Data_Sheet_1_Relevance of Nutrient-Limited Phytoplankton Production and Its Bacterial Remineralization for Carbon and Oxygen Fluxes in the Baltic Sea.pdf

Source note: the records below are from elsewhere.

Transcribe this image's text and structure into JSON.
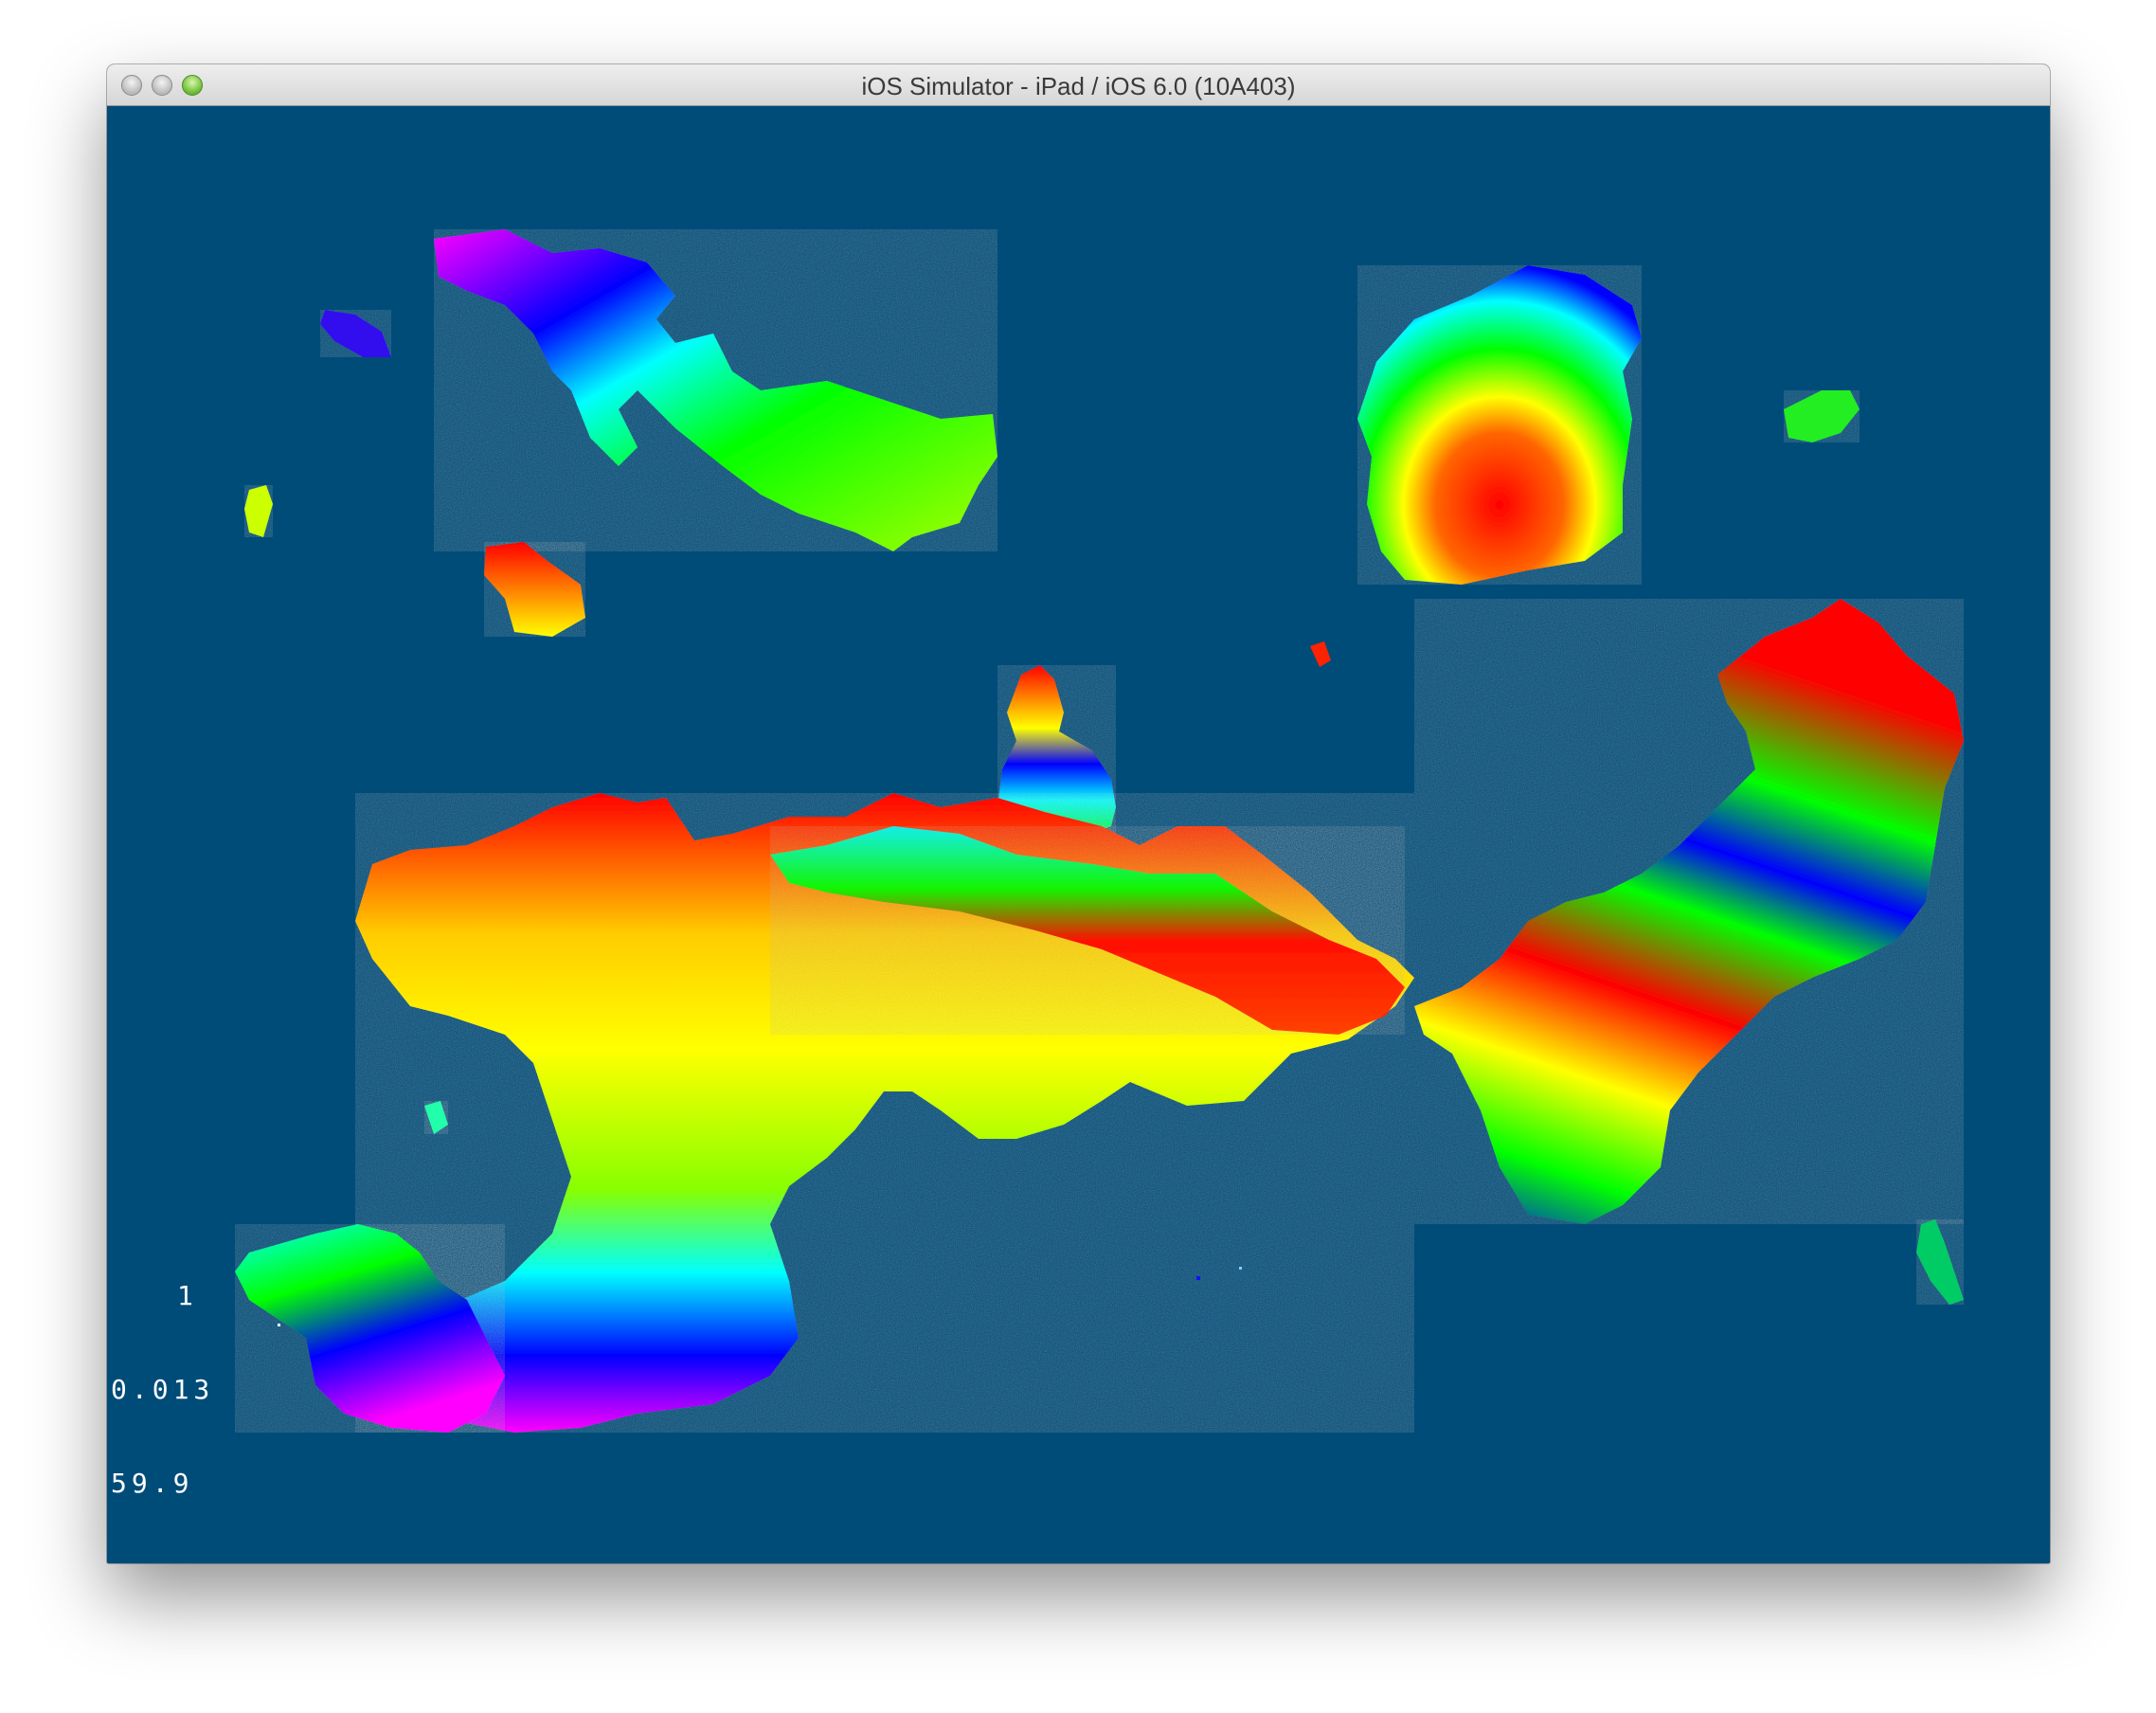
{
  "window": {
    "title": "iOS Simulator - iPad / iOS 6.0 (10A403)"
  },
  "stats": {
    "frames": "1",
    "frame_time": "0.013",
    "fps": "59.9"
  },
  "colors": {
    "water": "#004c79",
    "elevation_ramp": [
      "#ff00ff",
      "#0000ff",
      "#00ffff",
      "#00ff00",
      "#ffff00",
      "#ff0000"
    ]
  }
}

The Baltic Sea is prone to oxygen deficiency due to the restricted water exchange with the North Sea in coincidence with a high biological oxygen demand. The partitioning of organic carbon between respiration, accumulation and export is co-determined by phytoplankton primary production and its subsequent bacterial remineralization. Here, we investigated net phytoplankton primary production, heterotrophic bacterial biomass production and dark CO2 fixation by on-board incubations with radiolabeled tracers in the Baltic Proper and in the Gulf of Riga after the main spring bloom. Results show that low phytoplankton standing stocks of ≤1.6 μg chlorophyll a L–1 sustained net primary production of 161–724 mg C m–2 d–1 under nitrogen limitation. Estimates of bacterial carbon remineralization suggest that freshly produced organic carbon was supplied to the aphotic zone at all stations. In the southern Baltic Proper, net primary production exceeded the bacterial carbon demand in the surface mixed layer, suggesting that organic matter derived from nutrient-limited primary production was available for export to bacterial communities below the oxycline. On average, 46% of heterotrophic bacterial production was mediated in oxygen minimum zones, revealing the high importance of organic matter recycling under hypoxic and anoxic conditions for the carbon budget. Dark CO2 fixation of up to 4.33 μg C L–1 d–1 in sulfide-free waters equaled 9–54% of the co-inciding heterotrophic bacterial carbon demand and may have provided another organic carbon source for heterotrophic activity. Substantially higher dark CO2 fixation up to 25.46 μg C L–1 d–1 was determined in sulfidic waters. Since our study was conducted 5 months after the major Baltic inflow event in winter 2014/2015, potential effects of deep water ventilation could be investigated. In the Gotland Basin, heterotrophic bacterial production in renewed oxygen-rich bottom water was similar to that in the uplifted oxygen-deficient former bottom water, while it was significantly reduced in sulfidic waters. Hence, our results suggest that the removal of hydrogen sulfide by inflow events has a high potential to increase bacterial carbon remineralization.